Why does Snoopy always stop typing after “It was a dark and stormy night”?

Lily Gontard, former editor of Yukon, North of Ordinary would suggest that the sentence, accepted as the worst opening line in the English language, doesn’t establish a character.

Author Shyam Selvadurai would say it raises no expectations.

And editor for Mira Books, Paula Eykelhof, wouldn’t feel compelled to read on. So what does make for a good beginning?

In short fiction and magazine features, who, what, where, when and why are standard questions that must be answered up front.

“Use the W5 paragraph to do the character development,” Gontard suggested.

For instance: I dropped to my knees in the Shrine to the Madonna, thankful to be off my feet after trekking 45 kilometres in 30-degree heat on the Jacobsweg Pilgrimage Trail.

In the beginning, it’s important to “establish character early and keep the focus on the main character,” said Gontard. “Then, write an easy-to-follow narrative.”

Shyam Selvadurai, a guest speaker at the Yukon Writers’ Festival, teaches creative writing at York University. Story beginnings “create narrative and initiate the story – sets an event in motion.

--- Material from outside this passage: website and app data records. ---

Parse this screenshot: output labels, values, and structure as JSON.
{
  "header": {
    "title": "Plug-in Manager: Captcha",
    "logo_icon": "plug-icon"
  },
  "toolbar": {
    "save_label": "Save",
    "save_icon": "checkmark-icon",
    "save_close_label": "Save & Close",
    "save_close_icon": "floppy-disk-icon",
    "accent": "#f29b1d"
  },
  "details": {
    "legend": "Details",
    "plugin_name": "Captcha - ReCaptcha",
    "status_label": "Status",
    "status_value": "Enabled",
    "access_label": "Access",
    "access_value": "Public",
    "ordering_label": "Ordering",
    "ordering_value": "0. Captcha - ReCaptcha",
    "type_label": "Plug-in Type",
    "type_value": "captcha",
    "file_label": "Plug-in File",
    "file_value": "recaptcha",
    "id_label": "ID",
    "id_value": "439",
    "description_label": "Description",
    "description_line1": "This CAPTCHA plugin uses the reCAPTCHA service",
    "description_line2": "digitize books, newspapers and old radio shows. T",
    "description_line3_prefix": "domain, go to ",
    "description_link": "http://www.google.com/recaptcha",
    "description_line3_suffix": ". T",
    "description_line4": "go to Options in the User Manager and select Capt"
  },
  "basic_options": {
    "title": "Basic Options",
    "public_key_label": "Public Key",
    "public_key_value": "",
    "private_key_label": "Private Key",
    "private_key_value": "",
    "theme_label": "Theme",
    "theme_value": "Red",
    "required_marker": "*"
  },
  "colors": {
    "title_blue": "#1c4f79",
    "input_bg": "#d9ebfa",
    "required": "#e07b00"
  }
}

“Openings must raise questions.” He adds, “Don’t miss opportunities to paint a clear sense of everyone.” For example, if a character unties their shoes, are they sturdy leather boots or high-tech sport shoes?

A good beginning not only engages the reader, but it can also help a writer get back into a stalled story. When Selvadurai has trouble staying motivated to continue a story, he puts it aside for a while and then reads and re-works it from the beginning.

“It helps me re-engage into the story and work further into it.”

Paula Eykelhof, who specializes in single-release women’s fiction, would add that, in reviewing material, writers should “honestly and objectively answer this question: Do I want to keep on reading?”

During the Yukon Writers Conference, she gave local writers a few questions to consider.

Primarily, “Are you starting with an important change or catalyst that sets the story in motion?”

Like so: Take, for example, my return to the Pyrenees. All my 53 years had been hardscrabble, hectic and aimless, until today.

This makes the reader curious to know why today is different and what happened on the pilgrimage to give my aimless life direction. Along with introducing a major character, said Eykelhof, the opening should compel the reader to make a strong emotional connection to the story.

She also asks, “Are you including all the necessary information?” If there’s too little, the story becomes obscure and the reader becomes irritated. If there is more backstory than necessary, the past overwhelms the present.

Eykelhof expects the tone to be in keeping with the rest of the story. She wouldn’t expect a dark tone for a comedy unless the work is a black comedy, in which case the tone would grab exactly the right audience.

Once your beginning has hooked your reader, Eykelhof said, “meet the expectations you’ve raised and convey your story with integrity”.